§ Exercise description
Within the material below, how many lines include "tolerance"? Answer with the count only.

§ Data to examine
───

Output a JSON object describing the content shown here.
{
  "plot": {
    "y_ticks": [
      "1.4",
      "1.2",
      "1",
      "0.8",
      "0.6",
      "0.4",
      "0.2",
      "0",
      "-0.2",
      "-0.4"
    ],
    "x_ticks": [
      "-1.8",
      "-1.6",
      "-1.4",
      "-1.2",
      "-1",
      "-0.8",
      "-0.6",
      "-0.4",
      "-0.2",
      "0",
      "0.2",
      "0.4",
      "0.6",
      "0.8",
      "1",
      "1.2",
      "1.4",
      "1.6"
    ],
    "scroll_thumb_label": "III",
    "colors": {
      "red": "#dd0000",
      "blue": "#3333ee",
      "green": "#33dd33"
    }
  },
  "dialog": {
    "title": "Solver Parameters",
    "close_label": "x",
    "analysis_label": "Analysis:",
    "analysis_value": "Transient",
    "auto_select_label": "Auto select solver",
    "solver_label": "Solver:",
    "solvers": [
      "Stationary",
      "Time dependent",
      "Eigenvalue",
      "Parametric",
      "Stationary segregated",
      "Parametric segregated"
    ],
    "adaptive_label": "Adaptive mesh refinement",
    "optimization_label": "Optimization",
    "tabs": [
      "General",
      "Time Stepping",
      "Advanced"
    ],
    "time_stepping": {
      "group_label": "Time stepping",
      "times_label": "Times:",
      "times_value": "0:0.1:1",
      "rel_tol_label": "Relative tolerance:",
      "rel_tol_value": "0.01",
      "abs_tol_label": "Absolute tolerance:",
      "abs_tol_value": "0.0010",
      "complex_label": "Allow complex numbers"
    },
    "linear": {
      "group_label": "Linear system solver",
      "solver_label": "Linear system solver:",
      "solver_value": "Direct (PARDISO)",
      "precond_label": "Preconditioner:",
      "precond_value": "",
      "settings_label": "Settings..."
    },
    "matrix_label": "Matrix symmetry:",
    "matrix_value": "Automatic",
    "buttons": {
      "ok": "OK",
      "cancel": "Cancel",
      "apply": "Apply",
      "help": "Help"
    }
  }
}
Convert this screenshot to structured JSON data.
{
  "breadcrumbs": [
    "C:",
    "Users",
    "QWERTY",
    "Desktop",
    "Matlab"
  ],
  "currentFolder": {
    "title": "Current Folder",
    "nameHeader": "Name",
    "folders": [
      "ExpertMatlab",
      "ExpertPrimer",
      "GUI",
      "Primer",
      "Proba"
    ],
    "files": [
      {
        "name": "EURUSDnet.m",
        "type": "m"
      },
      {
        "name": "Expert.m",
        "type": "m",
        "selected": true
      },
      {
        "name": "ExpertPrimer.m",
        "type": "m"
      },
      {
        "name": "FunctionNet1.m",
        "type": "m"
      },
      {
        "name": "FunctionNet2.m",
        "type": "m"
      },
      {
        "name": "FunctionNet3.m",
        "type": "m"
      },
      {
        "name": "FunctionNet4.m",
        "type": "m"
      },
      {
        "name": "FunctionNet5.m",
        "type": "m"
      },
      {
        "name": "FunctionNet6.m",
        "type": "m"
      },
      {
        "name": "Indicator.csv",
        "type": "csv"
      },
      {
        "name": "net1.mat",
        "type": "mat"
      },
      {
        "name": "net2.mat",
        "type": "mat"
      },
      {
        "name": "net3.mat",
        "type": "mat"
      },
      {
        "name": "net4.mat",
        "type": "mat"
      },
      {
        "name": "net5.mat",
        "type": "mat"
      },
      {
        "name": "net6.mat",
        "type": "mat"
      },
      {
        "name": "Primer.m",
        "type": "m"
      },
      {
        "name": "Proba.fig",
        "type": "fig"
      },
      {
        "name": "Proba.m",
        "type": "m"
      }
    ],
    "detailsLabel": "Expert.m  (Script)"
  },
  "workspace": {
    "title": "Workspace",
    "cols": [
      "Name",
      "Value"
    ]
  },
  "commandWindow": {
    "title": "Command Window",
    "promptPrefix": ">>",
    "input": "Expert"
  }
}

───

§ Result
2